The 2-year US Treasury was on Monday yielding 103 basis points more than the 10-year bond, the largest inversion since the collapse of Silicon Valley Bank in early March. An inversion is considered a popular early warning signal of recession.

By contrast, even after a recent bout of weakness, equity markets appear to be pointing to a solid economic outcome, with the MSCI All Country World Index still up 10.4% so far in 2023 and the S&P 500 up 12.7%.

But while global economic prospects appear finely balanced, we see greater upside in bonds at present.

Government bonds appear well-placed to do well in either a recessionary or a soft-landing scenario.
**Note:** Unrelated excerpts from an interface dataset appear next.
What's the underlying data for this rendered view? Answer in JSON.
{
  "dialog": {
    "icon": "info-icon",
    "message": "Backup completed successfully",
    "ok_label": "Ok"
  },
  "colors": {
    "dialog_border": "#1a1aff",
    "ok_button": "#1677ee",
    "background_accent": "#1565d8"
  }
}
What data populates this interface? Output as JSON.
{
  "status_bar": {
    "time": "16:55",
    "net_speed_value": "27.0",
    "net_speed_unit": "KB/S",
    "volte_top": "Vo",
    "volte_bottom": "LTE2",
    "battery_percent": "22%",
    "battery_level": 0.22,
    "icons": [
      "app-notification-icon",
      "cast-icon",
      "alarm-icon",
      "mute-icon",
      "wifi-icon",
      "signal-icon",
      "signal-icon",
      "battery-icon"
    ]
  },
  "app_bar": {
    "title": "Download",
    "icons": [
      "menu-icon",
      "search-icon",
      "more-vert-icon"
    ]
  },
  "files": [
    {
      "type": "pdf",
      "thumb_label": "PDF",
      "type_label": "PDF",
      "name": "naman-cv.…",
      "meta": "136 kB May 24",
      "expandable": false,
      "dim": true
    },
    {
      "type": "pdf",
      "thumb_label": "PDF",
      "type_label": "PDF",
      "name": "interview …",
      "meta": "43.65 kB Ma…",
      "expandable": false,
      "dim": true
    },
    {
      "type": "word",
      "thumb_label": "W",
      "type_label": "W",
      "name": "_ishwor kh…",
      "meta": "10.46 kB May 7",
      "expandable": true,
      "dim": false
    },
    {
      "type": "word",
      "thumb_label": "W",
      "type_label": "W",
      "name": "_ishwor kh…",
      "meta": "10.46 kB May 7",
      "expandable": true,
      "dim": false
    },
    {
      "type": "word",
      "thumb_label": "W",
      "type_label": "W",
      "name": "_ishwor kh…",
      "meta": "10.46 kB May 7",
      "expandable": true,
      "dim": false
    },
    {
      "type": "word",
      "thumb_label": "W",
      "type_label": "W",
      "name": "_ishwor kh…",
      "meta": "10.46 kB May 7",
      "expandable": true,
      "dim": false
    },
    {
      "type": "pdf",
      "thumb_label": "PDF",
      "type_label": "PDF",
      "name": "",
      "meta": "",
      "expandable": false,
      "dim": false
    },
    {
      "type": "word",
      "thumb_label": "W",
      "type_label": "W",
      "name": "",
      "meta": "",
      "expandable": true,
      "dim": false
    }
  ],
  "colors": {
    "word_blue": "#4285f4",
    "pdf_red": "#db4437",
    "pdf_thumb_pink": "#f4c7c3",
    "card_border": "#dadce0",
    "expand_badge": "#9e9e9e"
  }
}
Government bonds would gain if inflation declines more rapidly than expected, allowing an earlier end to central bank tightening and yields fall across the yield spectrum.

However, if inflation remains stubbornly high and central banks continue to tighten, rising recession risks would typically boost demand for medium- to longer-duration government bonds. In either scenario, we think current yields are at attractive levels for investors to lock in before markets start to price lower rates in the future. We prefer maturities of five to 10 years.

A further rise in equity markets would likely require a near-perfect economic outcome. This year’s rally has taken the US equity market, based on the MSCI US index, to around 19.4 times 12-month forward earnings—a roughly 16% premium to its average over the past 15 years. Such valuations would be more consistent with an expeditious fall in inflation that allows the Federal Reserve to end rate rises soon, accompanied by resilient economic growth. In addition, as the rally has been driven largely by a small coterie of mega-cap tech firms—especially due to investor enthusiasm over the promise of artificial intelligence—it is also crucial that this fervor does not evaporate too quickly. The bottom line is that a lot needs to go right for equities to rally further.

Bonds offer a better risk-reward tradeoff than equities. The equity risk premium—which measures how well investors are compensated for the extra risk of stocks compared to safe government bonds—suggests global stocks are at their least attractive since prior to the global financial crisis. This is based on the earnings yield of the MSCI All Country World stock index minus the 10-year US Treasury yield.

So, we remain least preferred on equities relative to bonds. High-quality fixed income at present offers both attractive yields and the potential for capital appreciation if growth risks should mount. Among riskier parts of the fixed income market, we continue to prefer emerging market bonds. Despite our least preferred stance on stocks, there are areas of opportunity. We think investors should look to rebalance US equity exposure toward these more attractively valued areas, either by using equal-weighted indexes or tilting away from technology and toward lagging sectors such as consumer staples and industrials.

Main contributors - Solita Marcelli, Mark Haefele, Vincent Heaney, Christopher Swann, Jon Gordon

Content is a product of the Chief Investment Office (CIO).

Original report - Bonds look better placed than stocks, 27 June 2023.